Requirement:
Below are the data; count the lines with the string "type" in them and give that number only.

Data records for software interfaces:

= = = =

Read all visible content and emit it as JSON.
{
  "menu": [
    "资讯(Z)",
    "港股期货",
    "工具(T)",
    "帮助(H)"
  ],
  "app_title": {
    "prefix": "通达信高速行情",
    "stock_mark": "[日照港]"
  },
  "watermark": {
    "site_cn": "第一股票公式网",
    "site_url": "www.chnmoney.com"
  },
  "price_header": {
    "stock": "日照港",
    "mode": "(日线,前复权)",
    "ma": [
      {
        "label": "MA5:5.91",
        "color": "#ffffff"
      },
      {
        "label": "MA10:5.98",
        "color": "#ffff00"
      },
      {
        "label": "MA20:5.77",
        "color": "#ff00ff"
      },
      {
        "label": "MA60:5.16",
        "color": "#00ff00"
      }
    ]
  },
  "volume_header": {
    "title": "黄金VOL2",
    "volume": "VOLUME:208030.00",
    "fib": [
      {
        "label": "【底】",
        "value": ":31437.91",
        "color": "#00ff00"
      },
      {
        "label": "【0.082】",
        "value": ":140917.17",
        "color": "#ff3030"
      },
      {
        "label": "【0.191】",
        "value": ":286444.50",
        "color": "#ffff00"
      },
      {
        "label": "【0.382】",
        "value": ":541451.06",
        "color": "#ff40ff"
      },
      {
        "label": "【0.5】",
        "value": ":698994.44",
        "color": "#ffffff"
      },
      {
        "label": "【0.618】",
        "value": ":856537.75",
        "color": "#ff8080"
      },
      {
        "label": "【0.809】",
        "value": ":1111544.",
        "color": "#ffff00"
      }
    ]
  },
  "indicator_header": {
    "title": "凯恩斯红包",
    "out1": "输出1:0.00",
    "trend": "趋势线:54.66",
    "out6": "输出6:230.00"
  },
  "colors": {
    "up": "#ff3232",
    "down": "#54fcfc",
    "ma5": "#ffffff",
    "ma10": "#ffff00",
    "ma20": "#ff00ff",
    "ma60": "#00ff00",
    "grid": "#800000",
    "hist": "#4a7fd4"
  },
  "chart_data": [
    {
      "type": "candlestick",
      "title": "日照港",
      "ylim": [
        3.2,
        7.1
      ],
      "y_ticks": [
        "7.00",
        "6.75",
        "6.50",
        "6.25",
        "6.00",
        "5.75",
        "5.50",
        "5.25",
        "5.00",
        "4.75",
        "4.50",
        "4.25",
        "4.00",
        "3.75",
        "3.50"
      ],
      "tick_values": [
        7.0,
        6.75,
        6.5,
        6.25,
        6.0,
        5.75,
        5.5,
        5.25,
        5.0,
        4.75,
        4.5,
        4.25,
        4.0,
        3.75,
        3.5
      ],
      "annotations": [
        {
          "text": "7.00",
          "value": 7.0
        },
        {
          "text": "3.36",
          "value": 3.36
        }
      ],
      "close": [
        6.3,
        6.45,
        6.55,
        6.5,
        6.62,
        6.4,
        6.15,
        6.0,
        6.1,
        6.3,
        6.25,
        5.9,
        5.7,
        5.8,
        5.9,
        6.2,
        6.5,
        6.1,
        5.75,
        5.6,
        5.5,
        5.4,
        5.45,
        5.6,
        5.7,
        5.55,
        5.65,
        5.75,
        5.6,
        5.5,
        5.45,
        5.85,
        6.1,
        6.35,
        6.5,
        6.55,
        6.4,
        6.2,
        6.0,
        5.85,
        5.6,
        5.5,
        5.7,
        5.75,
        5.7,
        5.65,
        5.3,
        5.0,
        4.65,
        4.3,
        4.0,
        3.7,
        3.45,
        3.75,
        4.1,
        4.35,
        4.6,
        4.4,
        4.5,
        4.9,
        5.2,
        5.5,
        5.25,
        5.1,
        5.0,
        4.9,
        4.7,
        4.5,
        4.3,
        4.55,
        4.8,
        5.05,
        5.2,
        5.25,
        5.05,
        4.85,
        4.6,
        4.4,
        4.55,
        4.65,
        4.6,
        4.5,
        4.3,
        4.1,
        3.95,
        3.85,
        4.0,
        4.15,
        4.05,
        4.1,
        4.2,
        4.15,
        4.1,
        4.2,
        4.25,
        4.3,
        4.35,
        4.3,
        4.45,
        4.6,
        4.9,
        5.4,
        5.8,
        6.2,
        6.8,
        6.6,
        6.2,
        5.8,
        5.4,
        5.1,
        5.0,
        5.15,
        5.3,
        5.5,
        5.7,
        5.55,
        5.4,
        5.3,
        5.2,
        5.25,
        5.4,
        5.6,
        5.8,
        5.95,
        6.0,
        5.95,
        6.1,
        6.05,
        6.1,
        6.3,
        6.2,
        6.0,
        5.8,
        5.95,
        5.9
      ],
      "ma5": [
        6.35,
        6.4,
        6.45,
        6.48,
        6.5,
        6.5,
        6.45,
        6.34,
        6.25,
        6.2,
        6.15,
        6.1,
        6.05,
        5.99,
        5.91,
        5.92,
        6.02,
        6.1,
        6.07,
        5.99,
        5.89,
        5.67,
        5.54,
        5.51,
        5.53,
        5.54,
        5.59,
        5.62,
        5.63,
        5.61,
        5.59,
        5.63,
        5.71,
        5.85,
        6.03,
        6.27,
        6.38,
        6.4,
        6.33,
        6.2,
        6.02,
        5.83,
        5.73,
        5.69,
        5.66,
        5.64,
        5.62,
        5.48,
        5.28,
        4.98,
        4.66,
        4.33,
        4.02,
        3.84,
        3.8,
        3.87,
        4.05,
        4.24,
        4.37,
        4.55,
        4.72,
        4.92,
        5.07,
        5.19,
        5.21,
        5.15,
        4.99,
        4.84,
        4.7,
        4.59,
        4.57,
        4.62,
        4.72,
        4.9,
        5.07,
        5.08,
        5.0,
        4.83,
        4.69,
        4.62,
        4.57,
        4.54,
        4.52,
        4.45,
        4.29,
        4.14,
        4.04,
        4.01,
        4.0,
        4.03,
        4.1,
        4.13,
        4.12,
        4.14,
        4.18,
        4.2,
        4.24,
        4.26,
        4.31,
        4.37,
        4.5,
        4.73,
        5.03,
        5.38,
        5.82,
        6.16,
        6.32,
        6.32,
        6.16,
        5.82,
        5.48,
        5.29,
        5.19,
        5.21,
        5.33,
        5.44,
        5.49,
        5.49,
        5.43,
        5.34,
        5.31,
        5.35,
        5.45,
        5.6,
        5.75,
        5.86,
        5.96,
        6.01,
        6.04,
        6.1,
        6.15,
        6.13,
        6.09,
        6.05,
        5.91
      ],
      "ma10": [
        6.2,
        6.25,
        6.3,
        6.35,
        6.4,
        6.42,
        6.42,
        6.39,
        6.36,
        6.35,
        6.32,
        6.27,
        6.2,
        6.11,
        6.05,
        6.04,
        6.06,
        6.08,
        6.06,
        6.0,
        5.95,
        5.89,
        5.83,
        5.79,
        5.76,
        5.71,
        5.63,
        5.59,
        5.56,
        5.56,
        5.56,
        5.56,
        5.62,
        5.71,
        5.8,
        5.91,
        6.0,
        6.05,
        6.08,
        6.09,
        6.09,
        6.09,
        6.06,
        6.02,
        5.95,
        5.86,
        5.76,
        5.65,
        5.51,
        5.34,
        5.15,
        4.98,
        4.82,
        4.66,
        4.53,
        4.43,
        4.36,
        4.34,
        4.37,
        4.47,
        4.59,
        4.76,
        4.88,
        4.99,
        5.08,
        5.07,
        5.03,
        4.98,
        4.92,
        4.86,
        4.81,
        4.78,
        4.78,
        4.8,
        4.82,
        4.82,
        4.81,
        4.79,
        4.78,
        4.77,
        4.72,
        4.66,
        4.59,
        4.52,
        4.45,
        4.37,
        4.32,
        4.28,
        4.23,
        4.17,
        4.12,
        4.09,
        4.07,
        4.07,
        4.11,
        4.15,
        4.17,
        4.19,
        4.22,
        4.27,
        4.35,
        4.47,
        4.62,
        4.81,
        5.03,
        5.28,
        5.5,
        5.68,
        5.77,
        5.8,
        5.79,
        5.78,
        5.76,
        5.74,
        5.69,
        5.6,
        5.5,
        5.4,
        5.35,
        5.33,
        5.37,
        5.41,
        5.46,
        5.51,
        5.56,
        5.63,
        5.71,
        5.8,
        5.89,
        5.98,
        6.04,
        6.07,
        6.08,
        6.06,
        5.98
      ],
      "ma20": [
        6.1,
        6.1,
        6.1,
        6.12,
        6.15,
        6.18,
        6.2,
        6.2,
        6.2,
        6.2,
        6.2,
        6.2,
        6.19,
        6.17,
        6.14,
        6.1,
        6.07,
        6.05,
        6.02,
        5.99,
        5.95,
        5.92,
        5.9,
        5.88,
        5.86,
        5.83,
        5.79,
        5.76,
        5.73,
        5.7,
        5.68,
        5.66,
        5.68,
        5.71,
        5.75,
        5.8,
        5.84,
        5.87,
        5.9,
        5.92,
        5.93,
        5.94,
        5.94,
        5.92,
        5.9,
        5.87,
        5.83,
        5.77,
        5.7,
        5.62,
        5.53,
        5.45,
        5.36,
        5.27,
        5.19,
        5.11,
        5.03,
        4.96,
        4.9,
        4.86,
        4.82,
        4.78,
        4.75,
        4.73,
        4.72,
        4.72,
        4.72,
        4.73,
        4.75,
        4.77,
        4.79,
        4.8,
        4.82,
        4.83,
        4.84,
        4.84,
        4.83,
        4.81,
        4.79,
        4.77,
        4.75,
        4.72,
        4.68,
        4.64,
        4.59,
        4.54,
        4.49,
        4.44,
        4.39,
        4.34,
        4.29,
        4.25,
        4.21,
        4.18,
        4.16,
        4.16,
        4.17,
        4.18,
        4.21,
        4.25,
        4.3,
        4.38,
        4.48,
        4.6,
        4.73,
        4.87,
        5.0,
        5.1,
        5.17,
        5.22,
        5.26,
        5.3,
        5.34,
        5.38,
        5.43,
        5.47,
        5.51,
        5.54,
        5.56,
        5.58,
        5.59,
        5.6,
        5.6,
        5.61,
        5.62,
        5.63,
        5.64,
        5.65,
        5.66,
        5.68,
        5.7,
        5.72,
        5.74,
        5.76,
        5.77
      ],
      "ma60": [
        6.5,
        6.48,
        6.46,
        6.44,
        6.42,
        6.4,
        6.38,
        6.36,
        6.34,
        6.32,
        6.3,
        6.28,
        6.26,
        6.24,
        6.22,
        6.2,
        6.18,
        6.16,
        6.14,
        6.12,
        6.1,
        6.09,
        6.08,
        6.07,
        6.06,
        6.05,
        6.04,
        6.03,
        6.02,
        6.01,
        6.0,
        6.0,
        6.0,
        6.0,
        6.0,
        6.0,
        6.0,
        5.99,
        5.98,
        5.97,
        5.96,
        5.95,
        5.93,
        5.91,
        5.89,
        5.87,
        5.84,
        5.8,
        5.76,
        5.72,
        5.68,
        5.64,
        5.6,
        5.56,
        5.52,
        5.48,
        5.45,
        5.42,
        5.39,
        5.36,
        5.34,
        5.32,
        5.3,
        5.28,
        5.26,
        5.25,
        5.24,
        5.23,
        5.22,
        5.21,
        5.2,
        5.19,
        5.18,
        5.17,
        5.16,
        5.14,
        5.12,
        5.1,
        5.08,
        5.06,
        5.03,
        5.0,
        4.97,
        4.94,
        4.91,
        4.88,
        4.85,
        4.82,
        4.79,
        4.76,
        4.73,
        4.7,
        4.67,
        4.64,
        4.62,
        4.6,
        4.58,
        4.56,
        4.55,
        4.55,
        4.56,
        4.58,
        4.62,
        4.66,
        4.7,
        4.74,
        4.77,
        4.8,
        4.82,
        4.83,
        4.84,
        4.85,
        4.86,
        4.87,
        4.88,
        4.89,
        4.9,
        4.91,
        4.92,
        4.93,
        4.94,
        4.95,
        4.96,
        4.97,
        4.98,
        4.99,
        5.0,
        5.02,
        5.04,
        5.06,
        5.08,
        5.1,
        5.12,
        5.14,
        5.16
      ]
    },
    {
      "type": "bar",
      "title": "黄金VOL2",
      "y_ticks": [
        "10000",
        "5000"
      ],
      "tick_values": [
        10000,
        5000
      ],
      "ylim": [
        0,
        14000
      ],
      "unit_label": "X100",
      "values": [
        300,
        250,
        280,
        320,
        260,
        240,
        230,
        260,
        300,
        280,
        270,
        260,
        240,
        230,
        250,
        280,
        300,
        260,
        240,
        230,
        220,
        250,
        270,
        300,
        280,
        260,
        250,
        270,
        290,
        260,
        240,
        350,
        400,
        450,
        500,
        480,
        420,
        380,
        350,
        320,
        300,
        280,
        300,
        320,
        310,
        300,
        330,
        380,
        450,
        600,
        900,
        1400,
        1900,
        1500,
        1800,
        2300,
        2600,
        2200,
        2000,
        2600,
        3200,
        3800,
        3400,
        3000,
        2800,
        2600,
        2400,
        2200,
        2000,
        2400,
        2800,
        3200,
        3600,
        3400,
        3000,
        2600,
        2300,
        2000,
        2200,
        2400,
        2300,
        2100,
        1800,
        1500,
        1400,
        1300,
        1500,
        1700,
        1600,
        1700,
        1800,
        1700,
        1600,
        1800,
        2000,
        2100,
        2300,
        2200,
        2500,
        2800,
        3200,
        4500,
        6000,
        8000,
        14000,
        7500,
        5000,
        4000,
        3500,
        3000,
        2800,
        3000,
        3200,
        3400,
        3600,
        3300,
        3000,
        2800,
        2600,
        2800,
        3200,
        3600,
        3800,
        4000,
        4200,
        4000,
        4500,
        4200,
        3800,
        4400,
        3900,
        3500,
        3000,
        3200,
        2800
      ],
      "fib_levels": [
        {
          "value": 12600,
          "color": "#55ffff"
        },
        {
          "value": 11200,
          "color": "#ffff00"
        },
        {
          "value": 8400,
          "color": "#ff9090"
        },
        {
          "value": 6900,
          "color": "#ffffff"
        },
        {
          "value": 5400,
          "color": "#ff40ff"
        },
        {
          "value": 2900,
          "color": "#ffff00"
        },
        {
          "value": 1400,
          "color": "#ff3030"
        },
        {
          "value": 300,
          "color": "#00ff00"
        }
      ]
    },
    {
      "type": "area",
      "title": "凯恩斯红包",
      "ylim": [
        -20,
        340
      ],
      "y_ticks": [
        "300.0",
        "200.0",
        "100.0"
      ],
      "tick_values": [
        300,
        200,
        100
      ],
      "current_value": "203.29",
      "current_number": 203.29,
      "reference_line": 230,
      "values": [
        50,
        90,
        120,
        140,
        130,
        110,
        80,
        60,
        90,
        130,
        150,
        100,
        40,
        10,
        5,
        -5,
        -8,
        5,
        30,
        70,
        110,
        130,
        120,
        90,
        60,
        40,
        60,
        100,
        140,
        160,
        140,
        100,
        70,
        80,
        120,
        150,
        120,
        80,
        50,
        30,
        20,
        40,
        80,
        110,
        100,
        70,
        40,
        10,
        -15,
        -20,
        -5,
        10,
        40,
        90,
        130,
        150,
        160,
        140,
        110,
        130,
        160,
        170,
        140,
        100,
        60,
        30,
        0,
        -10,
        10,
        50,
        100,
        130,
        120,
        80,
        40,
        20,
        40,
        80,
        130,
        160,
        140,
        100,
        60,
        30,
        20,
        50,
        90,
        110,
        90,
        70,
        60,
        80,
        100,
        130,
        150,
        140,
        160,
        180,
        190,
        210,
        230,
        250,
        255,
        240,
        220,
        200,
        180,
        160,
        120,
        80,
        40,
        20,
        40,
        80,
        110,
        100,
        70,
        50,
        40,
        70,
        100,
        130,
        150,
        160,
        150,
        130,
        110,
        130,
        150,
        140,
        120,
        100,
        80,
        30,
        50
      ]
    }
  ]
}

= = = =

Solution to the problem:
3